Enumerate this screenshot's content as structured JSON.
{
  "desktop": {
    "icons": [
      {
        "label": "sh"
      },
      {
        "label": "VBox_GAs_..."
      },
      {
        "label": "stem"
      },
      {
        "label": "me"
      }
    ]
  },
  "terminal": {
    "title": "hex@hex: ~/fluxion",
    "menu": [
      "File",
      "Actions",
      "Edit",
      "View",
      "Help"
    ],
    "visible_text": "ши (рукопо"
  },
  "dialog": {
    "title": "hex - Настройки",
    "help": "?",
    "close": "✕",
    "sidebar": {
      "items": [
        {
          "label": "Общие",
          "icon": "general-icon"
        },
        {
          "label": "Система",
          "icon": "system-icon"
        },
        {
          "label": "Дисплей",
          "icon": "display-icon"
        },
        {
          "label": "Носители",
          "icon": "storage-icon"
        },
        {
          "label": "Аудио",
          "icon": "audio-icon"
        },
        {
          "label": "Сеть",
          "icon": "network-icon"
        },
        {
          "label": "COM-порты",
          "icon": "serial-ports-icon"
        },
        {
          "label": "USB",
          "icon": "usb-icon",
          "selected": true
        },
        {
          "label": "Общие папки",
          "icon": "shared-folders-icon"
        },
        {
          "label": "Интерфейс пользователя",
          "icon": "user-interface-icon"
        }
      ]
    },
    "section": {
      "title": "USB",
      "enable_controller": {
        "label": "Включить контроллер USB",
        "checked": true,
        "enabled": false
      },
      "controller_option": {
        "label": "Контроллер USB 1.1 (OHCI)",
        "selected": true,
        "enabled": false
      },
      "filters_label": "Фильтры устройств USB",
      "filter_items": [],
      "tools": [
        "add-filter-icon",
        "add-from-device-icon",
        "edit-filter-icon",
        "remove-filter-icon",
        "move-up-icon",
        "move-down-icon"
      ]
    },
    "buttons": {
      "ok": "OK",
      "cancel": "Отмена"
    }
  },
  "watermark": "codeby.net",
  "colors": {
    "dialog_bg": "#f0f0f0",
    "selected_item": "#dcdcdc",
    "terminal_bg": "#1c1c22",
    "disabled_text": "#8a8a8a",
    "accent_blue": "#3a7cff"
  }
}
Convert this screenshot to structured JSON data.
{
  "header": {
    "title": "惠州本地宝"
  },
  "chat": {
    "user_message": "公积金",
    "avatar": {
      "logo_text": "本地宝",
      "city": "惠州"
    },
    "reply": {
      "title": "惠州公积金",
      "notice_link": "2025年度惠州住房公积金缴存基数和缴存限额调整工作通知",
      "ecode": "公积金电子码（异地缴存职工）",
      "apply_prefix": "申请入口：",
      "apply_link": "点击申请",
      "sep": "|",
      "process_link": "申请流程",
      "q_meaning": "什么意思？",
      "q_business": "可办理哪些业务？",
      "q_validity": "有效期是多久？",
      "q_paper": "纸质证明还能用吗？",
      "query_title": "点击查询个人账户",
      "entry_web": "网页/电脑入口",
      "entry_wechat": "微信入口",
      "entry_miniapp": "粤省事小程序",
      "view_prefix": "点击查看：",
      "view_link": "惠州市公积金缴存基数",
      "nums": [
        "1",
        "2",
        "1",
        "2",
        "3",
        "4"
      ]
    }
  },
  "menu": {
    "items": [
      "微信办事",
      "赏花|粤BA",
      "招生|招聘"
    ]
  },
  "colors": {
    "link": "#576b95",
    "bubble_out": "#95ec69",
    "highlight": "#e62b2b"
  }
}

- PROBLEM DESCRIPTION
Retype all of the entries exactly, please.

- SOLUTION TO THIS EXERCISE
Enumerate this screenshot's content as structured JSON.
{
  "desktop": {
    "icons": [
      {
        "label": "sh"
      },
      {
        "label": "VBox_GAs_..."
      },
      {
        "label": "stem"
      },
      {
        "label": "me"
      }
    ]
  },
  "terminal": {
    "title": "hex@hex: ~/fluxion",
    "menu": [
      "File",
      "Actions",
      "Edit",
      "View",
      "Help"
    ],
    "visible_text": "ши (рукопо"
  },
  "dialog": {
    "title": "hex - Настройки",
    "help": "?",
    "close": "✕",
    "sidebar": {
      "items": [
        {
          "label": "Общие",
          "icon": "general-icon"
        },
        {
          "label": "Система",
          "icon": "system-icon"
        },
        {
          "label": "Дисплей",
          "icon": "display-icon"
        },
        {
          "label": "Носители",
          "icon": "storage-icon"
        },
        {
          "label": "Аудио",
          "icon": "audio-icon"
        },
        {
          "label": "Сеть",
          "icon": "network-icon"
        },
        {
          "label": "COM-порты",
          "icon": "serial-ports-icon"
        },
        {
          "label": "USB",
          "icon": "usb-icon",
          "selected": true
        },
        {
          "label": "Общие папки",
          "icon": "shared-folders-icon"
        },
        {
          "label": "Интерфейс пользователя",
          "icon": "user-interface-icon"
        }
      ]
    },
    "section": {
      "title": "USB",
      "enable_controller": {
        "label": "Включить контроллер USB",
        "checked": true,
        "enabled": false
      },
      "controller_option": {
        "label": "Контроллер USB 1.1 (OHCI)",
        "selected": true,
        "enabled": false
      },
      "filters_label": "Фильтры устройств USB",
      "filter_items": [],
      "tools": [
        "add-filter-icon",
        "add-from-device-icon",
        "edit-filter-icon",
        "remove-filter-icon",
        "move-up-icon",
        "move-down-icon"
      ]
    },
    "buttons": {
      "ok": "OK",
      "cancel": "Отмена"
    }
  },
  "watermark": "codeby.net",
  "colors": {
    "dialog_bg": "#f0f0f0",
    "selected_item": "#dcdcdc",
    "terminal_bg": "#1c1c22",
    "disabled_text": "#8a8a8a",
    "accent_blue": "#3a7cff"
  }
}
Convert this screenshot to structured JSON data.
{
  "header": {
    "title": "惠州本地宝"
  },
  "chat": {
    "user_message": "公积金",
    "avatar": {
      "logo_text": "本地宝",
      "city": "惠州"
    },
    "reply": {
      "title": "惠州公积金",
      "notice_link": "2025年度惠州住房公积金缴存基数和缴存限额调整工作通知",
      "ecode": "公积金电子码（异地缴存职工）",
      "apply_prefix": "申请入口：",
      "apply_link": "点击申请",
      "sep": "|",
      "process_link": "申请流程",
      "q_meaning": "什么意思？",
      "q_business": "可办理哪些业务？",
      "q_validity": "有效期是多久？",
      "q_paper": "纸质证明还能用吗？",
      "query_title": "点击查询个人账户",
      "entry_web": "网页/电脑入口",
      "entry_wechat": "微信入口",
      "entry_miniapp": "粤省事小程序",
      "view_prefix": "点击查看：",
      "view_link": "惠州市公积金缴存基数",
      "nums": [
        "1",
        "2",
        "1",
        "2",
        "3",
        "4"
      ]
    }
  },
  "menu": {
    "items": [
      "微信办事",
      "赏花|粤BA",
      "招生|招聘"
    ]
  },
  "colors": {
    "link": "#576b95",
    "bubble_out": "#95ec69",
    "highlight": "#e62b2b"
  }
}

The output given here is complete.